Records for the task —

• • • • •

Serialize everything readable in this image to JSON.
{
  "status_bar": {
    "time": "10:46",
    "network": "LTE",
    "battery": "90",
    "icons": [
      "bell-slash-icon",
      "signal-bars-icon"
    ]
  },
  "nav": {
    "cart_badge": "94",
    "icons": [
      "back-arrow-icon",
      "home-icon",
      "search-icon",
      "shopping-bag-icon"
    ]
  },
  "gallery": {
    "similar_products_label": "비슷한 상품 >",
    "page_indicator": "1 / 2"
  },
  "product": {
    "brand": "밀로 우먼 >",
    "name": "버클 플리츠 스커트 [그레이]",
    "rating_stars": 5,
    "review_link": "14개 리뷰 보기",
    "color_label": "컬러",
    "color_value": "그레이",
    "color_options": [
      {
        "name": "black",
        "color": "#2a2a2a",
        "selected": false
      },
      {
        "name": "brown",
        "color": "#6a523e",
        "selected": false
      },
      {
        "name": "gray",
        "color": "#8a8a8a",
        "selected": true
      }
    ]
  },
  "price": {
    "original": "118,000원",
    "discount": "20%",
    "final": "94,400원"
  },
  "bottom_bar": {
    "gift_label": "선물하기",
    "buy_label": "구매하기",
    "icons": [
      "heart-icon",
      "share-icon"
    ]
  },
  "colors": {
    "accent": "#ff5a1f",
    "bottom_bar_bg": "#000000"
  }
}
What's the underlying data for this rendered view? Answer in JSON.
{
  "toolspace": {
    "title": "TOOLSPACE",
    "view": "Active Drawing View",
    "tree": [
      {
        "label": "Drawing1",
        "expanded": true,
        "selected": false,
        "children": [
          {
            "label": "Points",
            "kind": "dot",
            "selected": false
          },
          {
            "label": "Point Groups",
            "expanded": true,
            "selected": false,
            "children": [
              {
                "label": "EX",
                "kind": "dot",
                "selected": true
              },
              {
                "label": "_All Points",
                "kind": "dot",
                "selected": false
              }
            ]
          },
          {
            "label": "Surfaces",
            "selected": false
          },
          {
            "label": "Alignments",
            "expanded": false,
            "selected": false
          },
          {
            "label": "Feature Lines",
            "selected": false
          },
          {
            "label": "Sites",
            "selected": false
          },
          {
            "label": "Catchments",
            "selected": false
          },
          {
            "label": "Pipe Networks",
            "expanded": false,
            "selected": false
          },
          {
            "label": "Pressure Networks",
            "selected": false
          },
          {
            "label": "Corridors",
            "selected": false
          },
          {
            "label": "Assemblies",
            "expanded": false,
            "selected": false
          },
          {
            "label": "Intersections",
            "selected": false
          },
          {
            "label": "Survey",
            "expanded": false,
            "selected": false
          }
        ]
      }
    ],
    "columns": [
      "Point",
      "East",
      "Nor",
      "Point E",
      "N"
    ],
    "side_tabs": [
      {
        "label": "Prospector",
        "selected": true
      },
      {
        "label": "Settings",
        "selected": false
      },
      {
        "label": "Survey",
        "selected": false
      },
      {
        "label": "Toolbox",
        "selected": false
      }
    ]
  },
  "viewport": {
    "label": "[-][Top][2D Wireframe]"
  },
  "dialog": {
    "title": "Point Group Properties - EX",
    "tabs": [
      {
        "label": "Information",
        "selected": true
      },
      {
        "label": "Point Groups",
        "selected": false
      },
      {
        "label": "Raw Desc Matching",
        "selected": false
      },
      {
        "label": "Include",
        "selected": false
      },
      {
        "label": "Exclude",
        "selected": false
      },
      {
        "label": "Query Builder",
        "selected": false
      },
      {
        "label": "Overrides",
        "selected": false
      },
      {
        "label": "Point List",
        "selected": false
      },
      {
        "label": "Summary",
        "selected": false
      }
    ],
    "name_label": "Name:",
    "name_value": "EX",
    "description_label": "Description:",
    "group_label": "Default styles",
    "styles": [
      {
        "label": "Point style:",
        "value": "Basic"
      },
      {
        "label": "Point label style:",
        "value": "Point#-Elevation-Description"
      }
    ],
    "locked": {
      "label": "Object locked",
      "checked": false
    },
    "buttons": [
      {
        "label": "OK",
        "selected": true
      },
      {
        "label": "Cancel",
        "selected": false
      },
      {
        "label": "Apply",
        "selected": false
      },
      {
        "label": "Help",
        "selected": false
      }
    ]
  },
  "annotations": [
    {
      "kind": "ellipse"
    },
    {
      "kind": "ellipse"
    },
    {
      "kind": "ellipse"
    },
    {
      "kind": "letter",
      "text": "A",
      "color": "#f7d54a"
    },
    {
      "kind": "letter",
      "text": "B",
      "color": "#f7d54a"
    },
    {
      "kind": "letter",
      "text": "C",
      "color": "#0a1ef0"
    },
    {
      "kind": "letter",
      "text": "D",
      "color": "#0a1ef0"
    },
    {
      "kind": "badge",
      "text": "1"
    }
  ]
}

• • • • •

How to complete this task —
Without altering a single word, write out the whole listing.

Output of the exercise —
Serialize everything readable in this image to JSON.
{
  "status_bar": {
    "time": "10:46",
    "network": "LTE",
    "battery": "90",
    "icons": [
      "bell-slash-icon",
      "signal-bars-icon"
    ]
  },
  "nav": {
    "cart_badge": "94",
    "icons": [
      "back-arrow-icon",
      "home-icon",
      "search-icon",
      "shopping-bag-icon"
    ]
  },
  "gallery": {
    "similar_products_label": "비슷한 상품 >",
    "page_indicator": "1 / 2"
  },
  "product": {
    "brand": "밀로 우먼 >",
    "name": "버클 플리츠 스커트 [그레이]",
    "rating_stars": 5,
    "review_link": "14개 리뷰 보기",
    "color_label": "컬러",
    "color_value": "그레이",
    "color_options": [
      {
        "name": "black",
        "color": "#2a2a2a",
        "selected": false
      },
      {
        "name": "brown",
        "color": "#6a523e",
        "selected": false
      },
      {
        "name": "gray",
        "color": "#8a8a8a",
        "selected": true
      }
    ]
  },
  "price": {
    "original": "118,000원",
    "discount": "20%",
    "final": "94,400원"
  },
  "bottom_bar": {
    "gift_label": "선물하기",
    "buy_label": "구매하기",
    "icons": [
      "heart-icon",
      "share-icon"
    ]
  },
  "colors": {
    "accent": "#ff5a1f",
    "bottom_bar_bg": "#000000"
  }
}
What's the underlying data for this rendered view? Answer in JSON.
{
  "toolspace": {
    "title": "TOOLSPACE",
    "view": "Active Drawing View",
    "tree": [
      {
        "label": "Drawing1",
        "expanded": true,
        "selected": false,
        "children": [
          {
            "label": "Points",
            "kind": "dot",
            "selected": false
          },
          {
            "label": "Point Groups",
            "expanded": true,
            "selected": false,
            "children": [
              {
                "label": "EX",
                "kind": "dot",
                "selected": true
              },
              {
                "label": "_All Points",
                "kind": "dot",
                "selected": false
              }
            ]
          },
          {
            "label": "Surfaces",
            "selected": false
          },
          {
            "label": "Alignments",
            "expanded": false,
            "selected": false
          },
          {
            "label": "Feature Lines",
            "selected": false
          },
          {
            "label": "Sites",
            "selected": false
          },
          {
            "label": "Catchments",
            "selected": false
          },
          {
            "label": "Pipe Networks",
            "expanded": false,
            "selected": false
          },
          {
            "label": "Pressure Networks",
            "selected": false
          },
          {
            "label": "Corridors",
            "selected": false
          },
          {
            "label": "Assemblies",
            "expanded": false,
            "selected": false
          },
          {
            "label": "Intersections",
            "selected": false
          },
          {
            "label": "Survey",
            "expanded": false,
            "selected": false
          }
        ]
      }
    ],
    "columns": [
      "Point",
      "East",
      "Nor",
      "Point E",
      "N"
    ],
    "side_tabs": [
      {
        "label": "Prospector",
        "selected": true
      },
      {
        "label": "Settings",
        "selected": false
      },
      {
        "label": "Survey",
        "selected": false
      },
      {
        "label": "Toolbox",
        "selected": false
      }
    ]
  },
  "viewport": {
    "label": "[-][Top][2D Wireframe]"
  },
  "dialog": {
    "title": "Point Group Properties - EX",
    "tabs": [
      {
        "label": "Information",
        "selected": true
      },
      {
        "label": "Point Groups",
        "selected": false
      },
      {
        "label": "Raw Desc Matching",
        "selected": false
      },
      {
        "label": "Include",
        "selected": false
      },
      {
        "label": "Exclude",
        "selected": false
      },
      {
        "label": "Query Builder",
        "selected": false
      },
      {
        "label": "Overrides",
        "selected": false
      },
      {
        "label": "Point List",
        "selected": false
      },
      {
        "label": "Summary",
        "selected": false
      }
    ],
    "name_label": "Name:",
    "name_value": "EX",
    "description_label": "Description:",
    "group_label": "Default styles",
    "styles": [
      {
        "label": "Point style:",
        "value": "Basic"
      },
      {
        "label": "Point label style:",
        "value": "Point#-Elevation-Description"
      }
    ],
    "locked": {
      "label": "Object locked",
      "checked": false
    },
    "buttons": [
      {
        "label": "OK",
        "selected": true
      },
      {
        "label": "Cancel",
        "selected": false
      },
      {
        "label": "Apply",
        "selected": false
      },
      {
        "label": "Help",
        "selected": false
      }
    ]
  },
  "annotations": [
    {
      "kind": "ellipse"
    },
    {
      "kind": "ellipse"
    },
    {
      "kind": "ellipse"
    },
    {
      "kind": "letter",
      "text": "A",
      "color": "#f7d54a"
    },
    {
      "kind": "letter",
      "text": "B",
      "color": "#f7d54a"
    },
    {
      "kind": "letter",
      "text": "C",
      "color": "#0a1ef0"
    },
    {
      "kind": "letter",
      "text": "D",
      "color": "#0a1ef0"
    },
    {
      "kind": "badge",
      "text": "1"
    }
  ]
}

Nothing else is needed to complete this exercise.